Work to be completed
When you repeat the material, keep each line exact and omit the pictures.

Extracted data
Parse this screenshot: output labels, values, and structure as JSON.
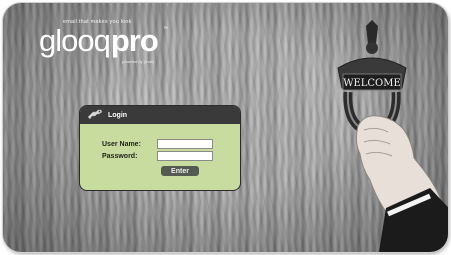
{
  "brand": {
    "tagline": "email that makes you look",
    "logo_main": "glooq",
    "logo_pro": "pro",
    "trademark": "™",
    "powered_by": "powered by (mail)"
  },
  "login": {
    "title": "Login",
    "username_label": "User Name:",
    "username_value": "",
    "password_label": "Password:",
    "password_value": "",
    "enter_label": "Enter"
  },
  "door_plate": {
    "text": "WELCOME"
  },
  "colors": {
    "login_panel": "#c8dc9f",
    "login_header": "#3a3a3a",
    "enter_button": "#555a52"
  },
  "icons": {
    "login": "key-hand-icon"
  }
}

Response to this exercise
Parse this screenshot: output labels, values, and structure as JSON.
{
  "brand": {
    "tagline": "email that makes you look",
    "logo_main": "glooq",
    "logo_pro": "pro",
    "trademark": "™",
    "powered_by": "powered by (mail)"
  },
  "login": {
    "title": "Login",
    "username_label": "User Name:",
    "username_value": "",
    "password_label": "Password:",
    "password_value": "",
    "enter_label": "Enter"
  },
  "door_plate": {
    "text": "WELCOME"
  },
  "colors": {
    "login_panel": "#c8dc9f",
    "login_header": "#3a3a3a",
    "enter_button": "#555a52"
  },
  "icons": {
    "login": "key-hand-icon"
  }
}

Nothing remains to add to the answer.